5. Practicing new skills and providing feedback, because it is only through repetition over an extended period (‘distributed practice’ rather than ‘mass practice’) that anyone -- including leaders -- can acquire and hone the behaviours needed to ensure the best possible performance from themselves and others.
6. Providing follow-up support, which has been shown to maintain and enhance the value of any learning. Instead of skills being remembered in the immediate days after an Emotional Intelligence training session, they are instead repeatedly reinforced by ongoing conversations with coaches and mentors to bring about long-lasting positive change.
7. Evaluating change, which measures a leader’s actual performance against the behaviours targeted for change. This precise assessment helps participants to see a clear path forward and shows the return on investment they have already achieved. As they see their progress, they are likely to be motivated to push on and secure even more advances.
What is the impact of Emotional Intelligence leadership development training?
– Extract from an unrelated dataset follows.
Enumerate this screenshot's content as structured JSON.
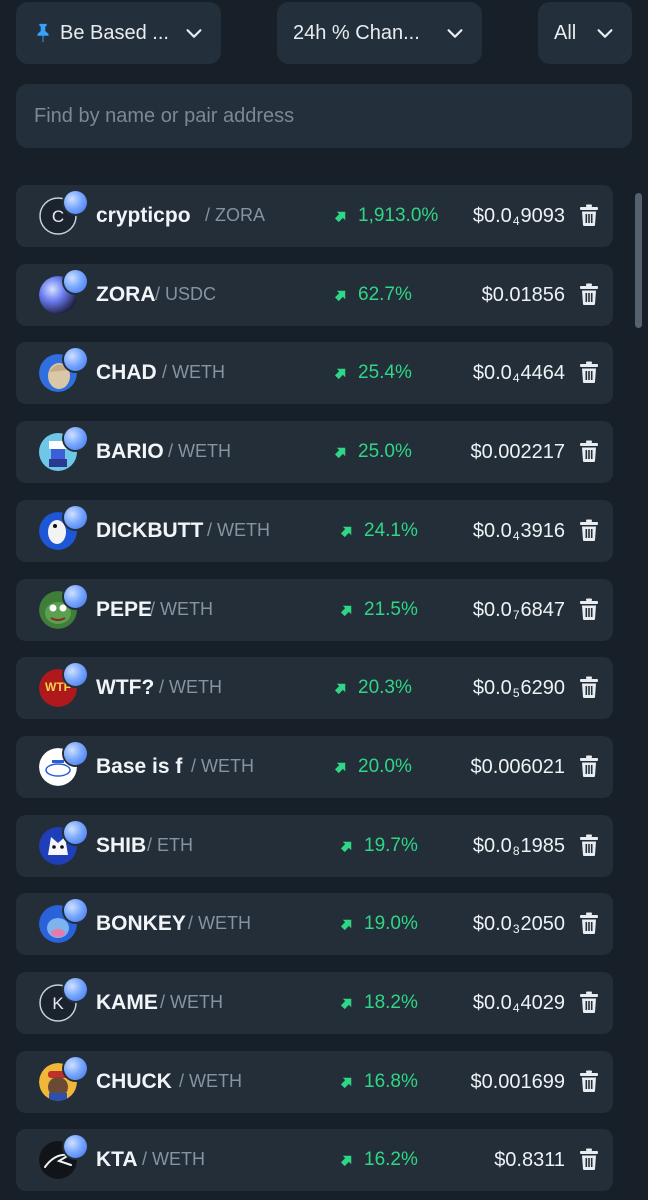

Some of the world’s leading firms, including Google and Oracle, are already reaping the benefits that come from recognising the power and importance of Emotional Intelligence.
British media giant Sky, for example, asked RocheMartin to design a program that would reinvigorate both its culture and its leadership. A six-step Emotional Intelligence leadership development training programme was instigated across the organisation.
An exploration and planning phase identified key performance indicators, before a handful of executives completed a three-day senior leader programme -- including an ECR 360 assessment.
Widespread adoption came next, with the initiative extended to more than 200 leaders over an 18-month period, before a phase of consolidation and integration saw participants complete a second ECR 360 assessment.
Selected Sky employees then undertook RocheMartin’s certification programme, giving them training for scalability so they could deploy the ECR 360 tool unaided.
Finally, an outcome evaluation was completed. During its work with RocheMartin, Sky experienced 20 consecutive quarters of growth and eventually secured a major buyout worth more than £40bn.
“We’re making better business decisions. We’re drawing more from the breadth and depth of the organisation. We’re managing tensions much better. And it’s had a big effect on the internal dynamic of the business. It’s a better place to work. When you put those things together, it starts to sustain and repeat.”
Jeremy Darroch, Sky Group CEO
Now is the time to invest in Emotional Intelligence training
Over the course of the last 17 years, RocheMartin has worked extensively with some of the world’s most pioneering companies.
We have also assessed and built upon more than 20 years’ of leading academic and psychological research.
Combined, those efforts have put us in the perfect position to help companies questioning how to develop Emotional Intelligence within their senior leaders and then move to embedding it across their entire organisation.
Our Emotional Intelligence training is trusted by business leaders around the world to deliver enhanced professional performance and improved financial results.